An 88 Year Legacy
Since 1928, WVC has provided comprehensive, progressive and practical continuing education [CE] to veterinary professionals. The Association was founded in Logan, Utah as Intermountain Livestock Sanitary Association and was renamed Western Veterinary Conference in 1965. In 2014, the name was officially changed from Western Veterinary Conference to WVC.
Las Vegas, a premier destination for large conventions, has been home to WVC since 1963.
With the exception of a one-year cancellation due to a hotel fire, the Conference has met
annually and is now in its 88th year. Drawing participants from 50 states, six continents
and 43 countries, participants experience a variety of learning environments and can
choose from 1,000 continuing education hours in Avian & Exotics, Equine, Food Animal,
Practice Management, Small Animal and Veterinary Technician. Nearly 15,000 participants
convened at the Annual Conference in March 2016, the most in WVC’s history.
Over the years, WVC, a nonprofit 501(c)(3), has grown to expand its offerings and be the
preferred continuing education provider for the entire veterinary profession. Year-round
continuing education in the Oquendo Center grew to more than 30 courses in 2016 and
additional offsite courses and digital resources further expanded WVC offerings.
View our 2016 Annual Report for additional details about WVC.
Knowledge you can use now.
WVC is dedicated to providing quality continuing education to the veterinary community through an array of learning styles and environments. Our courses provide comprehensive, progressive and practical knowledge that can be applied immediately to the veterinary practice.
To provide the highest quality year-round continuing education to veterinary health care professionals by engaging recognized authorities to deliver valuable information utilizing innovative and effective methodologies, that enhance animal and human health worldwide.
WVC has grown in size and expanded in scope for more than 80 years, since it was founded in 1928 in Logan, Utah. With a program that began as an Annual Conference, WVC is now a dedicated year-round source for continuing education that provides comprehensive, progressive and practical knowledge to veterinary practitioners and paraprofessionals.
In early 2009, WVC launched Oquendo Center, a 66,000-square-foot facility, and an evolution in veterinary training and education. Its amenities, from the 190-seat theater, flexible meeting space accommodating various capacities and fully equipped clinical and diagnostic laboratories, advance worldwide health solutions. Participants in Oquendo Center courses experience a variety of learning styles from hands-on labs and lectures to professional and career development workshops; as well as networking functions and special events. Located in the entertainment capital of the world, Oquendo Center is only minutes from the Las Vegas Strip.Take a Tour!
WVC provides a variety of resources, supplies, and staff time to local charities, in support of the Las Vegas community.
Supporting a Desert Native

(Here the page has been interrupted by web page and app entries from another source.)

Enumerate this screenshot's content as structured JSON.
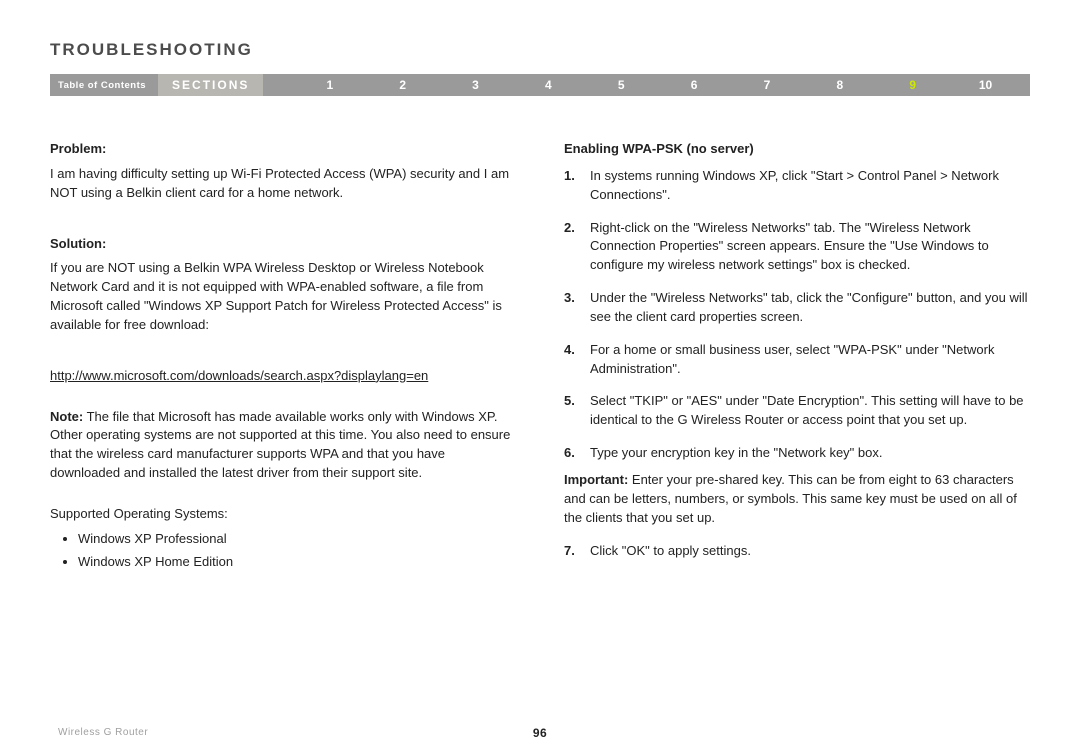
{
  "header": {
    "title": "TROUBLESHOOTING"
  },
  "nav": {
    "toc": "Table of Contents",
    "sections_label": "SECTIONS",
    "numbers": [
      "1",
      "2",
      "3",
      "4",
      "5",
      "6",
      "7",
      "8",
      "9",
      "10"
    ],
    "active_index": 8
  },
  "left": {
    "problem_h": "Problem:",
    "problem_txt": "I am having difficulty setting up Wi-Fi Protected Access (WPA) security and I am NOT using a Belkin client card for a home network.",
    "solution_h": "Solution:",
    "solution_txt": "If you are NOT using a Belkin WPA Wireless Desktop or Wireless Notebook Network Card and it is not equipped with WPA-enabled software, a file from Microsoft called \"Windows XP Support Patch for Wireless Protected Access\" is available for free download:",
    "link": "http://www.microsoft.com/downloads/search.aspx?displaylang=en",
    "note_label": "Note:",
    "note_txt": " The file that Microsoft has made available works only with Windows XP. Other operating systems are not supported at this time. You also need to ensure that the wireless card manufacturer supports WPA and that you have downloaded and installed the latest driver from their support site.",
    "supported_h": "Supported Operating Systems:",
    "bullets": [
      "Windows XP Professional",
      "Windows XP Home Edition"
    ]
  },
  "right": {
    "heading": "Enabling WPA-PSK (no server)",
    "steps": [
      "In systems running Windows XP, click \"Start > Control Panel > Network Connections\".",
      "Right-click on the \"Wireless Networks\" tab. The \"Wireless Network Connection Properties\" screen appears. Ensure the \"Use Windows to configure my wireless network settings\" box is checked.",
      "Under the \"Wireless Networks\" tab, click the \"Configure\" button, and you will see the client card properties screen.",
      "For a home or small business user, select \"WPA-PSK\" under \"Network Administration\".",
      "Select \"TKIP\" or \"AES\" under \"Date Encryption\". This setting will have to be identical to the G Wireless Router or access point that you set up.",
      "Type your encryption key in the \"Network key\" box."
    ],
    "important_label": "Important:",
    "important_txt": " Enter your pre-shared key. This can be from eight to 63 characters and can be letters, numbers, or symbols. This same key must be used on all of the clients that you set up.",
    "step7": "Click \"OK\" to apply settings."
  },
  "footer": {
    "product": "Wireless G Router",
    "page": "96"
  }
}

Since 2014 WVC has worked with the Desert Tortoise Group to help control the domesticated tortoise population in Nevada. Domesticated tortoises live to be over 80 years old and often outlive their owners. They cannot return to the wild due to a variety of factors including the risk of infecting the local population with disease. The Oquendo Center hosts the Desert Tortoise Group several times a year for sterilization procedures, health checks, micro chipping, tagging, and more. To date, over 150 tortoises have been sterilized.
Staff participate in a variety of programs to donate gifts and food to local school children and military personnel and their K-9 colleagues, stationed overseas. They also have participated in the Three Square program which seeks to meet the needs of almost 300,000 food insecure people in the area.
The Oquendo Center staff work closely with local animal shelters and ensure that all animals spending time there leave with a better chance of adoption, having been sterilized, health checked, and, in some cases, socialized. Facility space is donated to nonprofit groups such as K-9 Medic, when the Center is not booked for other courses. Oquendo Center staff volunteer their own time to community vaccination events in low-income areas.